----- Source records -----

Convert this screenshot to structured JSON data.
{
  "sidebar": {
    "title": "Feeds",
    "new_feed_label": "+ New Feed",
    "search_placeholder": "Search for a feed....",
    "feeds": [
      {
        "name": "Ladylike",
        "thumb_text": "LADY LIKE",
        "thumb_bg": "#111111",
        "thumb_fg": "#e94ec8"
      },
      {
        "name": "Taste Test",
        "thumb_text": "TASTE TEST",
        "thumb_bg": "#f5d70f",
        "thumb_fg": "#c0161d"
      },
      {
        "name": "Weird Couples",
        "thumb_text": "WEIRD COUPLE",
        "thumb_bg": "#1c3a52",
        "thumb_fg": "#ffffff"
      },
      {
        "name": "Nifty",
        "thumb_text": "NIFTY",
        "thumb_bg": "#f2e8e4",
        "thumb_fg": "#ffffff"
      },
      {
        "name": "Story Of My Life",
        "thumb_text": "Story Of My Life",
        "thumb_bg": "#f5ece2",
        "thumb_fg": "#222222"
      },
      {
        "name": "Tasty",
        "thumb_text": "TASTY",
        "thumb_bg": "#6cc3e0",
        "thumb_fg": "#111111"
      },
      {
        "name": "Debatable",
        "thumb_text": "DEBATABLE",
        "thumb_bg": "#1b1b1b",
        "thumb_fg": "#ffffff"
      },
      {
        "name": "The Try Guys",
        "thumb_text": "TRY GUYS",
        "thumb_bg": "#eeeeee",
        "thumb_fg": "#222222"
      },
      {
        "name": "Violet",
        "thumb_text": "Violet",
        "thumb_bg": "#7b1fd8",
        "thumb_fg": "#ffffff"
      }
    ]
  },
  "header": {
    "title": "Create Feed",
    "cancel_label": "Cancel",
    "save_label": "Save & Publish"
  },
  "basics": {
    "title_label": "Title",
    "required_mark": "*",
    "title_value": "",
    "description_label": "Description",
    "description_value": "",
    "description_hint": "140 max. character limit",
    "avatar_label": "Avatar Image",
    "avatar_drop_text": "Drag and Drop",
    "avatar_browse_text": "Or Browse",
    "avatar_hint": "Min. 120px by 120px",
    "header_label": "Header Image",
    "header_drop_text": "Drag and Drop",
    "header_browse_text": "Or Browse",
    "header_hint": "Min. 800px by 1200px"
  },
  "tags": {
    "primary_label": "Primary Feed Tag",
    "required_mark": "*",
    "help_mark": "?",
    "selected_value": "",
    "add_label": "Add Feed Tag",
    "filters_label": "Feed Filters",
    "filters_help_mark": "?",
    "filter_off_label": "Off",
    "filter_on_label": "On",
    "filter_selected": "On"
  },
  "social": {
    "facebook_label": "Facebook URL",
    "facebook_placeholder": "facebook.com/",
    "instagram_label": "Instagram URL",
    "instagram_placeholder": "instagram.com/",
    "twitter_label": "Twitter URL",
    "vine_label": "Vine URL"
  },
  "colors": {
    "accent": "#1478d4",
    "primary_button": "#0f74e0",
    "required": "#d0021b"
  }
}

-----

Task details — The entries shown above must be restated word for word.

Answer section —
Convert this screenshot to structured JSON data.
{
  "sidebar": {
    "title": "Feeds",
    "new_feed_label": "+ New Feed",
    "search_placeholder": "Search for a feed....",
    "feeds": [
      {
        "name": "Ladylike",
        "thumb_text": "LADY LIKE",
        "thumb_bg": "#111111",
        "thumb_fg": "#e94ec8"
      },
      {
        "name": "Taste Test",
        "thumb_text": "TASTE TEST",
        "thumb_bg": "#f5d70f",
        "thumb_fg": "#c0161d"
      },
      {
        "name": "Weird Couples",
        "thumb_text": "WEIRD COUPLE",
        "thumb_bg": "#1c3a52",
        "thumb_fg": "#ffffff"
      },
      {
        "name": "Nifty",
        "thumb_text": "NIFTY",
        "thumb_bg": "#f2e8e4",
        "thumb_fg": "#ffffff"
      },
      {
        "name": "Story Of My Life",
        "thumb_text": "Story Of My Life",
        "thumb_bg": "#f5ece2",
        "thumb_fg": "#222222"
      },
      {
        "name": "Tasty",
        "thumb_text": "TASTY",
        "thumb_bg": "#6cc3e0",
        "thumb_fg": "#111111"
      },
      {
        "name": "Debatable",
        "thumb_text": "DEBATABLE",
        "thumb_bg": "#1b1b1b",
        "thumb_fg": "#ffffff"
      },
      {
        "name": "The Try Guys",
        "thumb_text": "TRY GUYS",
        "thumb_bg": "#eeeeee",
        "thumb_fg": "#222222"
      },
      {
        "name": "Violet",
        "thumb_text": "Violet",
        "thumb_bg": "#7b1fd8",
        "thumb_fg": "#ffffff"
      }
    ]
  },
  "header": {
    "title": "Create Feed",
    "cancel_label": "Cancel",
    "save_label": "Save & Publish"
  },
  "basics": {
    "title_label": "Title",
    "required_mark": "*",
    "title_value": "",
    "description_label": "Description",
    "description_value": "",
    "description_hint": "140 max. character limit",
    "avatar_label": "Avatar Image",
    "avatar_drop_text": "Drag and Drop",
    "avatar_browse_text": "Or Browse",
    "avatar_hint": "Min. 120px by 120px",
    "header_label": "Header Image",
    "header_drop_text": "Drag and Drop",
    "header_browse_text": "Or Browse",
    "header_hint": "Min. 800px by 1200px"
  },
  "tags": {
    "primary_label": "Primary Feed Tag",
    "required_mark": "*",
    "help_mark": "?",
    "selected_value": "",
    "add_label": "Add Feed Tag",
    "filters_label": "Feed Filters",
    "filters_help_mark": "?",
    "filter_off_label": "Off",
    "filter_on_label": "On",
    "filter_selected": "On"
  },
  "social": {
    "facebook_label": "Facebook URL",
    "facebook_placeholder": "facebook.com/",
    "instagram_label": "Instagram URL",
    "instagram_placeholder": "instagram.com/",
    "twitter_label": "Twitter URL",
    "vine_label": "Vine URL"
  },
  "colors": {
    "accent": "#1478d4",
    "primary_button": "#0f74e0",
    "required": "#d0021b"
  }
}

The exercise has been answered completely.